● Task goal:
Leave the pictures out and print every record below exactly as it stands.

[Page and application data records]
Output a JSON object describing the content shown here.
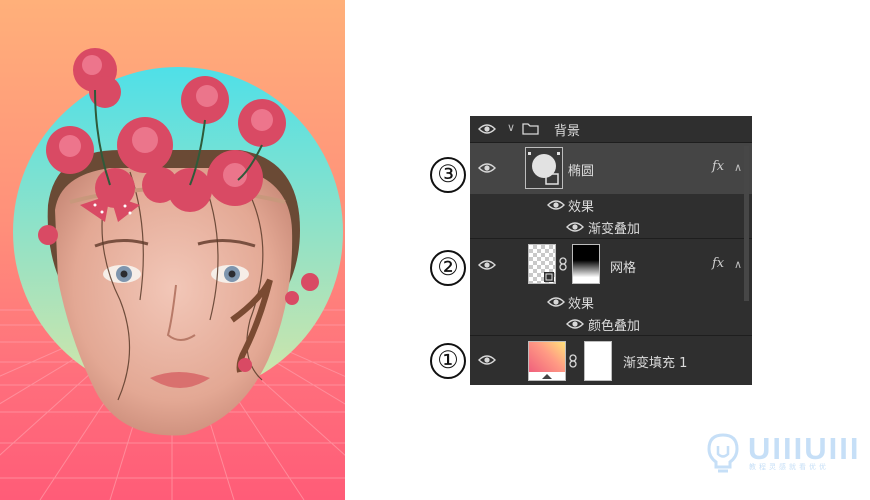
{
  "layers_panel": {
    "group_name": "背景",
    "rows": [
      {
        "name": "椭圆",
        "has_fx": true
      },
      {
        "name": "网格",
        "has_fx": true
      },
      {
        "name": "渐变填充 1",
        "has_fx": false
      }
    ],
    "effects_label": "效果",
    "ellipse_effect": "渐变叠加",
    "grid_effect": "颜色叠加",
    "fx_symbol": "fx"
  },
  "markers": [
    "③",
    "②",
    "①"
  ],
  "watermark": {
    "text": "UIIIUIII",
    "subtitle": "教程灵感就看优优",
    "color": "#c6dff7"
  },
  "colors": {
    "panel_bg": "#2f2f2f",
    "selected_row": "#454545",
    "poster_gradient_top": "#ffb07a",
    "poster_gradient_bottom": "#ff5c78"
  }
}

● Output for this exercise:
Output a JSON object describing the content shown here.
{
  "layers_panel": {
    "group_name": "背景",
    "rows": [
      {
        "name": "椭圆",
        "has_fx": true
      },
      {
        "name": "网格",
        "has_fx": true
      },
      {
        "name": "渐变填充 1",
        "has_fx": false
      }
    ],
    "effects_label": "效果",
    "ellipse_effect": "渐变叠加",
    "grid_effect": "颜色叠加",
    "fx_symbol": "fx"
  },
  "markers": [
    "③",
    "②",
    "①"
  ],
  "watermark": {
    "text": "UIIIUIII",
    "subtitle": "教程灵感就看优优",
    "color": "#c6dff7"
  },
  "colors": {
    "panel_bg": "#2f2f2f",
    "selected_row": "#454545",
    "poster_gradient_top": "#ffb07a",
    "poster_gradient_bottom": "#ff5c78"
  }
}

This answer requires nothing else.